**Task description**
Wherever the word "image" turns up in a line of the entries, copy that line.

+===+

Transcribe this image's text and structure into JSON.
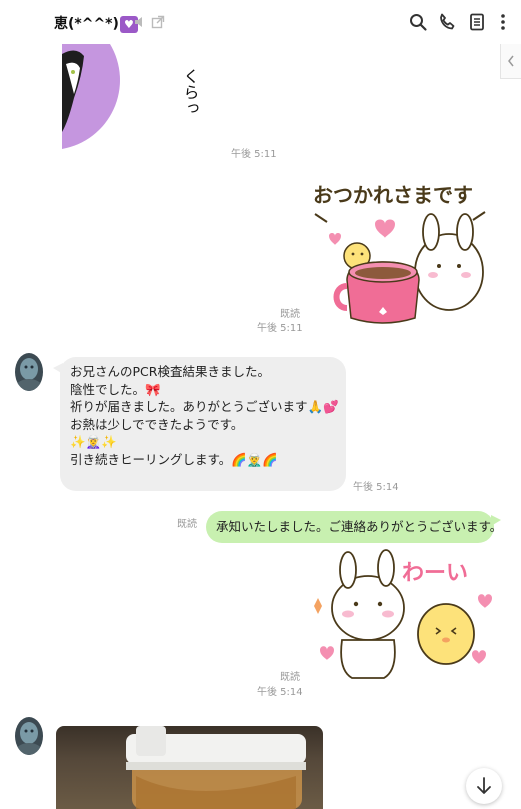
{
  "header": {
    "title": "恵(*^^*)",
    "title_badge_icon": "heart-icon",
    "icons": [
      "speaker-icon",
      "external-window-icon",
      "search-icon",
      "phone-icon",
      "notes-icon",
      "more-icon"
    ]
  },
  "messages": [
    {
      "type": "sticker",
      "side": "in",
      "time": "午後 5:11",
      "sticker_text": "くらっ",
      "sticker_desc": "cat"
    },
    {
      "type": "sticker",
      "side": "out",
      "read": "既読",
      "time": "午後 5:11",
      "sticker_text": "おつかれさまです"
    },
    {
      "type": "text",
      "side": "in",
      "time": "午後 5:14",
      "lines": [
        "お兄さんのPCR検査結果きました。",
        "陰性でした。🎀",
        "祈りが届きました。ありがとうございます🙏💕",
        "お熱は少しでできたようです。",
        "✨🧝‍♀️✨",
        "引き続きヒーリングします。🌈🧝‍♂️🌈"
      ]
    },
    {
      "type": "text",
      "side": "out",
      "read": "既読",
      "text": "承知いたしました。ご連絡ありがとうございます。"
    },
    {
      "type": "sticker",
      "side": "out",
      "read": "既読",
      "time": "午後 5:14",
      "sticker_text": "わーい"
    },
    {
      "type": "image",
      "side": "in"
    }
  ],
  "scroll_button_icon": "arrow-down-icon",
  "colors": {
    "incoming_bubble": "#eeeeee",
    "outgoing_bubble": "#c8f0b0",
    "badge": "#9b59c7"
  }
}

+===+

**Task result**
Transcribe this image's text and structure into JSON.
      "type": "image",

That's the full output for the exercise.